*PROBLEM*:
Using the records below, copy every line that holds the string "tech".

*PROVIDED INFORMATION*:
##############################

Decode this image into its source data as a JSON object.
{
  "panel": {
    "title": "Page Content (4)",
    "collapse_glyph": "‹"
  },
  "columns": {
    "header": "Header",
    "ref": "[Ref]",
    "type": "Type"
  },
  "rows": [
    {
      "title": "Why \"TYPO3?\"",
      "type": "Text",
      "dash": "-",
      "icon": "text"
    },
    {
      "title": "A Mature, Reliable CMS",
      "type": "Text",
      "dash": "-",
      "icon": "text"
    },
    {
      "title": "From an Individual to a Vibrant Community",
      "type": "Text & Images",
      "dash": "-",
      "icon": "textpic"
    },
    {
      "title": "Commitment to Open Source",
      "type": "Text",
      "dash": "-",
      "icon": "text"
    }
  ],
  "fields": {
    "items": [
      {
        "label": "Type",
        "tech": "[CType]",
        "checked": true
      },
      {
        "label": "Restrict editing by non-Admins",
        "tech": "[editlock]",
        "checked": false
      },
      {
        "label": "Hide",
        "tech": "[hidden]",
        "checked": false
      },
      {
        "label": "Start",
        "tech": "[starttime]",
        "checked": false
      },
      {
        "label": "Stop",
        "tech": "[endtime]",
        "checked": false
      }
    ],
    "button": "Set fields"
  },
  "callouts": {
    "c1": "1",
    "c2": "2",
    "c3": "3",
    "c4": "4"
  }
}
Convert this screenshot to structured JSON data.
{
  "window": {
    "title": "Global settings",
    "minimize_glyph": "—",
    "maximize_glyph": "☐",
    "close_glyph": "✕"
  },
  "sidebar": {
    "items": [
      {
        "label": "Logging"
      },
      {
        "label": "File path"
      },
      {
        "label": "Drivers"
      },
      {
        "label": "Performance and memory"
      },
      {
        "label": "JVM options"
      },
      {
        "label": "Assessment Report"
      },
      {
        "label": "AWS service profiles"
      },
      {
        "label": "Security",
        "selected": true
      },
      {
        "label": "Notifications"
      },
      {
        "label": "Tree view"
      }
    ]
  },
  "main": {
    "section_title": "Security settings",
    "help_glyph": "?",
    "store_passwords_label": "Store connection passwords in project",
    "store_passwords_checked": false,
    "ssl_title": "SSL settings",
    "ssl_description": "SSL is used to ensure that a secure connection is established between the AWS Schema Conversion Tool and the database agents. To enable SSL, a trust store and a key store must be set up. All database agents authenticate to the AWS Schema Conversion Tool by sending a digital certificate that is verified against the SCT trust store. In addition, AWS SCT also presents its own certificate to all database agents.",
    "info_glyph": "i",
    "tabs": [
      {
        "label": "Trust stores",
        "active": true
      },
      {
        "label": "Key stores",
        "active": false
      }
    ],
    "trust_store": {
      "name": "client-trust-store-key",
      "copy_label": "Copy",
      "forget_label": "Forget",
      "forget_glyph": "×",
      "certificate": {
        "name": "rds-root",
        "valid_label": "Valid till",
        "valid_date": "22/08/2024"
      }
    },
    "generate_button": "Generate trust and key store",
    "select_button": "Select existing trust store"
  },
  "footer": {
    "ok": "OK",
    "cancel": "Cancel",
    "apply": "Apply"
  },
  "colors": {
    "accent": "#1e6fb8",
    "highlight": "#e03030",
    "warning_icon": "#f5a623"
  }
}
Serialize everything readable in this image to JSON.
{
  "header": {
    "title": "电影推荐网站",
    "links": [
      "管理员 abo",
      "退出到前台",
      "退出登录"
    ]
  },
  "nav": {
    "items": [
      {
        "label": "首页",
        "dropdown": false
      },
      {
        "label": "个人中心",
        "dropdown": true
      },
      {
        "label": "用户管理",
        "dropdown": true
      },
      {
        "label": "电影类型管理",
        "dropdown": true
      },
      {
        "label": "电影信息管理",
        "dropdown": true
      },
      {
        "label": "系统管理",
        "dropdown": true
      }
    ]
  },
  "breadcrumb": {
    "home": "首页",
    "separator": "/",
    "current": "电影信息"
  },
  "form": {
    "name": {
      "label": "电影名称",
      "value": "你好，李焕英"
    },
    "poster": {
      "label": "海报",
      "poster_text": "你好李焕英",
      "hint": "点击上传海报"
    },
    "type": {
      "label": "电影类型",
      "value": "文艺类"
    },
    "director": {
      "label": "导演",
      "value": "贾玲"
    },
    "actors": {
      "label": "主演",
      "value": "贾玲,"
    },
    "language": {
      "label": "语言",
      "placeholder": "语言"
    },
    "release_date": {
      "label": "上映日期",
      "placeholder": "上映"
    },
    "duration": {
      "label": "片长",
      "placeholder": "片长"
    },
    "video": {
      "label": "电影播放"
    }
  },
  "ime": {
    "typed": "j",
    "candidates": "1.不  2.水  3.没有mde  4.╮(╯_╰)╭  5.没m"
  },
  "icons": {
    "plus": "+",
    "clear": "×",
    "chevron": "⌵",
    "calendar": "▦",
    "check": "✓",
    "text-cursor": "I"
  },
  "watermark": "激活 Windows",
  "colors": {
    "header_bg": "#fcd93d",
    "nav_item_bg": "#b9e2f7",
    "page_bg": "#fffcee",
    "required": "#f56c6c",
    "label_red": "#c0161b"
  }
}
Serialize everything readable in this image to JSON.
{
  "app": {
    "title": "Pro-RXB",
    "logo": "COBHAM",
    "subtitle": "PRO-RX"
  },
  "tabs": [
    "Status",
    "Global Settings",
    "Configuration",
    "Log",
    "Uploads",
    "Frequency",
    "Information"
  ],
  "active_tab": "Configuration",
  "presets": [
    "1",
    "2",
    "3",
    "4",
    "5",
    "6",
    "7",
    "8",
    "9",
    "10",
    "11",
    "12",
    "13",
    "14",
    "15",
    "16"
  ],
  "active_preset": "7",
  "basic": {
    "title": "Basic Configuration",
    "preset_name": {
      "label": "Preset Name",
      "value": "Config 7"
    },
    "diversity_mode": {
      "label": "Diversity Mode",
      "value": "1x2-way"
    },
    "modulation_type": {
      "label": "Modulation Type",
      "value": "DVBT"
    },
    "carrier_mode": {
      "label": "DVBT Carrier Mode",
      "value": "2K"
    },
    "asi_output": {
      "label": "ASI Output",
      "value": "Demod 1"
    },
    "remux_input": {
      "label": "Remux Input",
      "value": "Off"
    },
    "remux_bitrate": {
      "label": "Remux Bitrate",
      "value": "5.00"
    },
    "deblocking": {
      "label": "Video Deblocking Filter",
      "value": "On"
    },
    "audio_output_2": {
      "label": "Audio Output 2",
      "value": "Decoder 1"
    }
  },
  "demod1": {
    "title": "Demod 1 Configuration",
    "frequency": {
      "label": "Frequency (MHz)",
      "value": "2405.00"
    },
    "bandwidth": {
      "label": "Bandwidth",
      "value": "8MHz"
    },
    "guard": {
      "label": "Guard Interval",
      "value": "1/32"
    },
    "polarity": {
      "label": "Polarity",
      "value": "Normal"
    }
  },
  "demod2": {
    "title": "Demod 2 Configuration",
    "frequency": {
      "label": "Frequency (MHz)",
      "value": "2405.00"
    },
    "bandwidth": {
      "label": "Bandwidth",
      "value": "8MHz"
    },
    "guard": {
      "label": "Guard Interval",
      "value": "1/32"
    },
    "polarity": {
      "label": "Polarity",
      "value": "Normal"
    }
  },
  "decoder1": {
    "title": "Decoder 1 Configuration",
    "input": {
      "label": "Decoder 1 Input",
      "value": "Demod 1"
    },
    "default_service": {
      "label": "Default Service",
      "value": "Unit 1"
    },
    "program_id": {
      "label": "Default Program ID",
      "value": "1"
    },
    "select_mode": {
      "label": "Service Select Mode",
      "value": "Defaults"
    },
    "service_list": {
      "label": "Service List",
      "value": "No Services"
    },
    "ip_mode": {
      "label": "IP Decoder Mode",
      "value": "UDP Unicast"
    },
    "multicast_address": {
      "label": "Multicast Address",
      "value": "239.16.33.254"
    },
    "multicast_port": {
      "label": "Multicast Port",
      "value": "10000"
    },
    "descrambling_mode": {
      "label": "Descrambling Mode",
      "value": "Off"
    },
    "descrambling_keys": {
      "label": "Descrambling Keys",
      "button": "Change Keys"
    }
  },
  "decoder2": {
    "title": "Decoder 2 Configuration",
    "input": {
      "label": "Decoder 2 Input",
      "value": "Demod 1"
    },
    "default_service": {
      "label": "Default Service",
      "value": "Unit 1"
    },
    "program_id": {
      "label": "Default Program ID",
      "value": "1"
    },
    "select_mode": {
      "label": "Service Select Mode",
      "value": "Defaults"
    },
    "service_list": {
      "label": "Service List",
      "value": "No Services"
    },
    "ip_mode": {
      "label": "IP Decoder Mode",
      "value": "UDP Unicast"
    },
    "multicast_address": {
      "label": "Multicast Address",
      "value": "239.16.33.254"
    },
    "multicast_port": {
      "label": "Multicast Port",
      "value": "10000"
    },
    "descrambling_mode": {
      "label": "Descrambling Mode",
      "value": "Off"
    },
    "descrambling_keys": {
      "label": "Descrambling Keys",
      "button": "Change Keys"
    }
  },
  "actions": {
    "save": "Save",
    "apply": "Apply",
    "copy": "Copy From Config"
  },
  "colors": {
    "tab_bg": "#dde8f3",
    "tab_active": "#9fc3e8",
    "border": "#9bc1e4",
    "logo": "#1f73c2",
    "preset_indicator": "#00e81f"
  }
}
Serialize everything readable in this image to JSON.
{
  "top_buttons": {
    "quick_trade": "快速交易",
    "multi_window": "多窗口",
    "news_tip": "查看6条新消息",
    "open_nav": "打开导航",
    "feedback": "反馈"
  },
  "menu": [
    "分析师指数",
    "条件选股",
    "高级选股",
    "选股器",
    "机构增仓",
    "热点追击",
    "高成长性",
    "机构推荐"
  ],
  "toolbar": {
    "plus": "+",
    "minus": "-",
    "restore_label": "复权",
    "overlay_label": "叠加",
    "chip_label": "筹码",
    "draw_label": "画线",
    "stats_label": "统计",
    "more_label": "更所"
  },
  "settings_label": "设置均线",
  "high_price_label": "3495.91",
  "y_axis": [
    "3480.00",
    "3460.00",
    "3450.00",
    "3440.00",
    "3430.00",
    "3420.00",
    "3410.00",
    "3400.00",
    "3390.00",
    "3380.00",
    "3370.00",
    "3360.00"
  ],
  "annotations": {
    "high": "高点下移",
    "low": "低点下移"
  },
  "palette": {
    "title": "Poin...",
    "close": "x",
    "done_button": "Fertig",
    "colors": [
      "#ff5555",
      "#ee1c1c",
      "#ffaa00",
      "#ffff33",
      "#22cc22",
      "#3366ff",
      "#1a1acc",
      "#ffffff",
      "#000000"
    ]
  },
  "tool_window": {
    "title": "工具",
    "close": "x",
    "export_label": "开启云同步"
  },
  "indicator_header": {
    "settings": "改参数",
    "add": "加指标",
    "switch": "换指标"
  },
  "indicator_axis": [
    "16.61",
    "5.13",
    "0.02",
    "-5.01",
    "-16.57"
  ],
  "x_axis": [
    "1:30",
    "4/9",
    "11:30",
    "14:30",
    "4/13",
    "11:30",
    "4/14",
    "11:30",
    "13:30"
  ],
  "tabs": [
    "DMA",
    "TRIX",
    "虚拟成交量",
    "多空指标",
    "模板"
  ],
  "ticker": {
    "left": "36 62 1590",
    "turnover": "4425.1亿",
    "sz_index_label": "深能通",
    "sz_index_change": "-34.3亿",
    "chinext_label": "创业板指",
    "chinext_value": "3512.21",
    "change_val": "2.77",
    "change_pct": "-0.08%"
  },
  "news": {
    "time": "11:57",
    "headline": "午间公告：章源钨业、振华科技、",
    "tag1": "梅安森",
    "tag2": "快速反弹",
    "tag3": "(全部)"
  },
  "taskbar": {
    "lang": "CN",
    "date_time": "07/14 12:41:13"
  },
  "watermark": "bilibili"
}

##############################

*REPLY TO THE EXERCISE*:
        "tech": "[CType]",
        "tech": "[editlock]",
        "tech": "[hidden]",
        "tech": "[starttime]",
        "tech": "[endtime]",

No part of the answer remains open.